No Wonder Brazilian Girls are So Hot
Hair burning is but one of the ways the girls from Ipanema (and beyond) get so smokin'
Hair burning -- precisely what it sounds like -- is a booming business in Brazil where the preponderance of mulheres are blessed with very thick heads of hair. The process, called velaterapia, employs an open flame to singe away split ends and purportedly strengthen the hair while its at it.
Done in salons across the vast country, velaterapia, according to Sao Paolo's Laces and Hair Salon. "cauterizes the hair, leaving behind a passage of nutrients to its interior, removes split ends and the impermeability of the hair caused by brushing and other chemicals" or, as Elle.com explains, "Velaterapia is a process in which the hair is separated into small sections, twisted, and then put under a flame. The burning causes the damaged parts of the hair to stick out: They are then trimmed, and the rest of the hair is given a deep, conditioning treatment." Fans of the 3-hour-long procedure get it done like clockwork up to 3 times a year.
Why (and how) does this work? Theoretically the flame opens the follicle so that it's better ready to absorb the conditioners.

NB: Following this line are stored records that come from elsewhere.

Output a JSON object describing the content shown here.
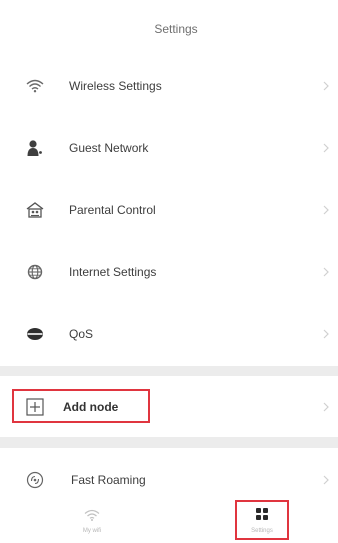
{
  "header": {
    "title": "Settings"
  },
  "menu": {
    "wireless": {
      "label": "Wireless Settings",
      "icon": "wifi-icon"
    },
    "guest": {
      "label": "Guest Network",
      "icon": "guest-user-icon"
    },
    "parental": {
      "label": "Parental Control",
      "icon": "parental-house-icon"
    },
    "internet": {
      "label": "Internet Settings",
      "icon": "globe-icon"
    },
    "qos": {
      "label": "QoS",
      "icon": "qos-icon"
    },
    "add_node": {
      "label": "Add node",
      "icon": "add-node-icon"
    },
    "fast_roaming": {
      "label": "Fast Roaming",
      "icon": "fast-roaming-icon"
    }
  },
  "tabbar": {
    "my_wifi": {
      "label": "My wifi",
      "icon": "wifi-icon"
    },
    "settings": {
      "label": "Settings",
      "icon": "settings-grid-icon"
    }
  },
  "colors": {
    "highlight": "#e0353f",
    "divider": "#ececec",
    "icon": "#4a4a4a"
  }
}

While the practice isn't yet performed (above board, anyway) in the U.S., I suppose that, as with any other trend, it's just a matter of time. Although, when you consider the safety and subsequent insurance ramifications ... I can see the Geico commercial now.